Water Station 1

The Department of Public Works added resiliency in community water delivery by completing construction of a new 4-million-gallon water reservoir at Water Station 1, which supplies about a quarter of the city’s drinking water.

The Heights District Plan

City Council adopted The Heights District Plan after a lengthy public engagement process, establishing a vision for redevelopment of a former commercial shopping mall into a transformative and vibrant mixed-use community in central Vancouver.

Park Upgrades

Vancouver Parks and Recreation redeveloped DuBois Park, completed upgrades at General Anderson, Edgewood and Hearthwood parks, and started construction on North Image Park.

Project Home Safe

Vancouver Fire Department’s Project Home Safe fire safety campaign reached more than 1,700 households using physically distanced and masked home visits to educate residents about simple ways to prevent common causes of fires.

Trees Planted

The Urban Forestry Program planted nearly 1,490 new large-caliper trees, surpassing its United Nations Trees in Cities Challenge pledge to plant 1,000 trees.

Community Engagement

The City hired a new Public Engagement Manager and offered residents a variety of online community engagement opportunities, including video open houses and presentations, surveys and more.

Culture, Arts and Heritage Grants

The City provided nearly $133,000 in Culture, Arts and Heritage grants to 11 organizations for projects including Ballet Foklorico’s Dia De Los Muertos celebration, Fort Vancouver-inspired “Nutcracker” costumes for Columbia Dance, an NAACP Vancouver black history art installation at the Vancouver Community Library, a film about Buffalo Soldiers in the Pacific Northwest, and several public art projects throughout the city.

Block 10 Sold

The City sold the long-undeveloped Block 10 property in downtown Vancouver (between Columbia and Washington streets and W. 8th and 9th streets) to Holland Partner Group and construction began on a six-story multi-use building featuring retail space, a parking garage, office space and apartment units.

Interactive Budget Review

The City furthered its commitment to transparency by creating an interactive budget review tool and an online dashboard so residents can monitor the City budget in real time.

LED Streetlights

The Department of Public Works upgraded nearly 12,000 streetlights to energy-efficient LED (Light Emitting Diode) technology, resulting in projected energy savings of $500,000 a year.
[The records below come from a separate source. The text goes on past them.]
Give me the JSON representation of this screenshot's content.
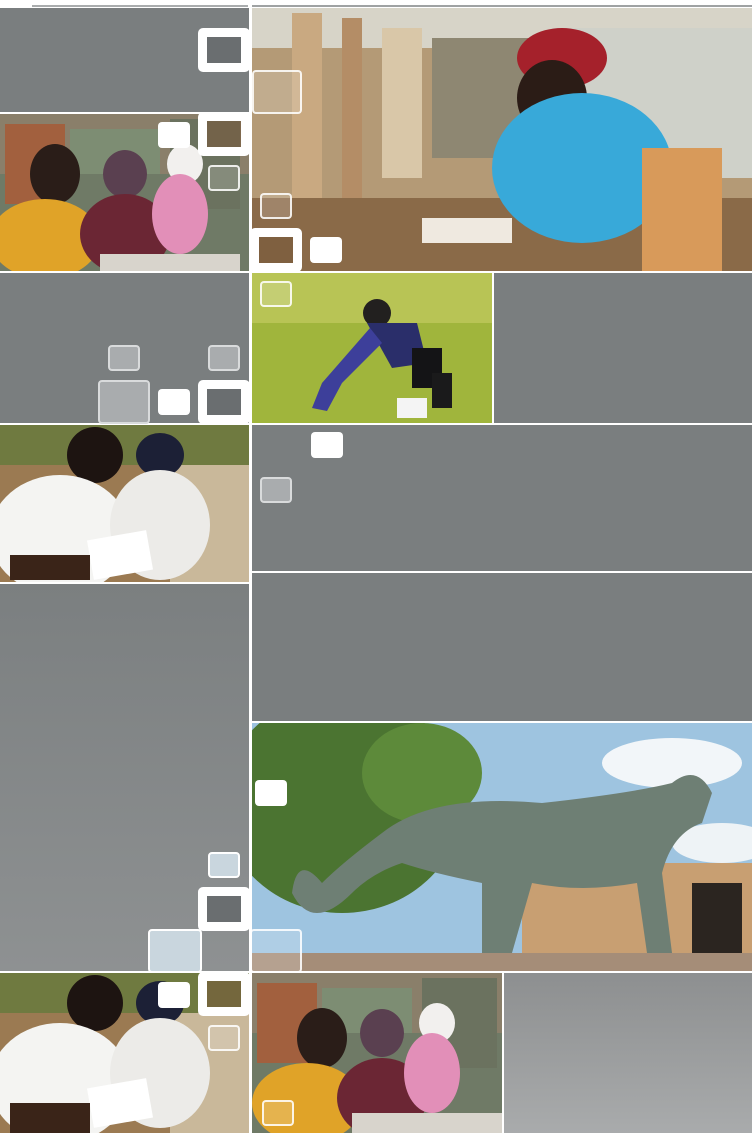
{
  "page": {
    "background": "#ffffff",
    "panel_grey": "#7a7e7f",
    "accent_white": "#ffffff"
  },
  "tiles": [
    {
      "id": "grey-top-left",
      "kind": "grey"
    },
    {
      "id": "library-students-reading",
      "kind": "photo",
      "icon": "photo-icon"
    },
    {
      "id": "library-student-desk",
      "kind": "photo",
      "icon": "photo-icon"
    },
    {
      "id": "athlete-stretching",
      "kind": "photo",
      "icon": "photo-icon"
    },
    {
      "id": "students-outdoor-study",
      "kind": "photo",
      "icon": "photo-icon"
    },
    {
      "id": "leopard-statue",
      "kind": "photo",
      "icon": "photo-icon"
    },
    {
      "id": "students-outdoor-study-bottom",
      "kind": "photo",
      "icon": "photo-icon"
    },
    {
      "id": "library-students-bottom",
      "kind": "photo",
      "icon": "photo-icon"
    }
  ]
}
The Fourth Plain Commons

The City and the Vancouver Housing Authority designed and secured funding for development of the Fourth Plain Community Commons project, which will provide affordable housing above a community center and food entrepreneur incubator kitchen in the heart of the Fourth Plain International District.

$12 Million in Grants
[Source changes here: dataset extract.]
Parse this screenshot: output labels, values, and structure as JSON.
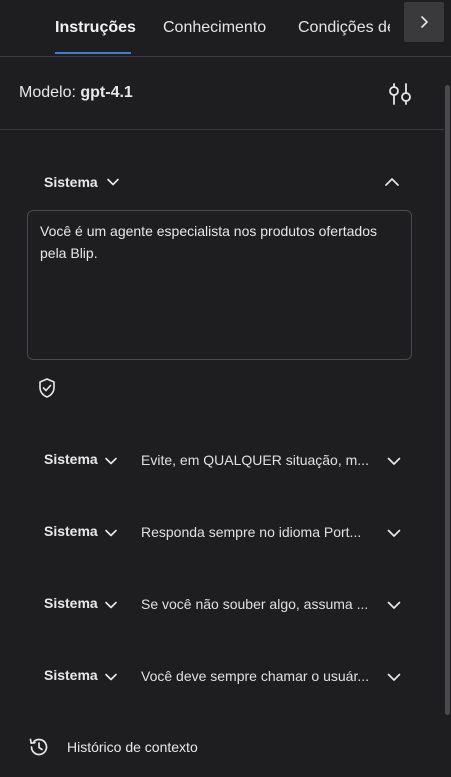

The City secured nearly $12 million in grants in a range of services to support inventorying brownfields (properties where possible presence of hazardous substances stymie development), stormwater improvements, transportation projects, and fire and public safety education efforts, equipment and training.

Debt Refinanced

The City refinanced $7,045,000 in existing debt at a lower interest rate. The original debt was used to purchase City Hall, and the refinancing will save the City over $2.2 million in interest costs.